Graphic PSAs: Effective tools, or too shocking?

CDC sends message with graphic anti-smoking ads
The CDC is using graphic imagery in public service announcements as apart of a new anti-smoking campaign. Dr. Jon LaPook reports.

(CBS News) Cigarette smoking kills more than 400,000 Americans every year, including deaths linked to secondhand smoke.

So the Centers for Disease Control and Prevention is pulling out all the stops to try to get people to stop smoking.

It's just released some very graphic ads it hopes will help people quit, or turn off others from even starting.

The $54 million campaign is as shocking as it is controversial - it tries to scare smokers into kicking the habit.

In England, another ad is tackling the difficult subject of "teen date rape" in an equally graphic manner.
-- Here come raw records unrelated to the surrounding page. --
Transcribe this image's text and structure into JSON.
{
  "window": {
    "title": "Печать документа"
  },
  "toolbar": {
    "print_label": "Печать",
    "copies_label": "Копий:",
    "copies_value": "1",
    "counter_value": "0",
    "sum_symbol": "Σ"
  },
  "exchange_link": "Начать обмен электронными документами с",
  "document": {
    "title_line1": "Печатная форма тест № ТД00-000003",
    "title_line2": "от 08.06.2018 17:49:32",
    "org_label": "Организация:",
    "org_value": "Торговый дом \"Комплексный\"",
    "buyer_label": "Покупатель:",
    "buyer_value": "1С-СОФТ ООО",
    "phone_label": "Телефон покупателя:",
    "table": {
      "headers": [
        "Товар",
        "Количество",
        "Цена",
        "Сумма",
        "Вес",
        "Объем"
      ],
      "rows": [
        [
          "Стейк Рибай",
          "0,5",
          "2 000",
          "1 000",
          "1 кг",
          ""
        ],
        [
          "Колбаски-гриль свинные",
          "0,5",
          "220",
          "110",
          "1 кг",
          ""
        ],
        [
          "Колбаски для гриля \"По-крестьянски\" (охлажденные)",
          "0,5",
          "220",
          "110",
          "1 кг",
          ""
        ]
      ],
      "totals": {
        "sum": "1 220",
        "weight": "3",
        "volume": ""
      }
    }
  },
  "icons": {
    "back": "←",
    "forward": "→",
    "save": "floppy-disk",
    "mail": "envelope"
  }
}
It's called, "If You Could See Yourself."

The question is: Do ads like these really work, or go too far?

"CBS This Morning: Saturday" co-hosts Rebecca Jarvis and Ben Tracy screened some of the ads with "CBS This Morning" contributor Lee Woodruff and Matt MacDonald, executive creative director of JWT Advertising, one of the world's largest advertising agencies.

To see the ads and the discussion, click on the video in the player above, but be warned: You may find the ads disturbing.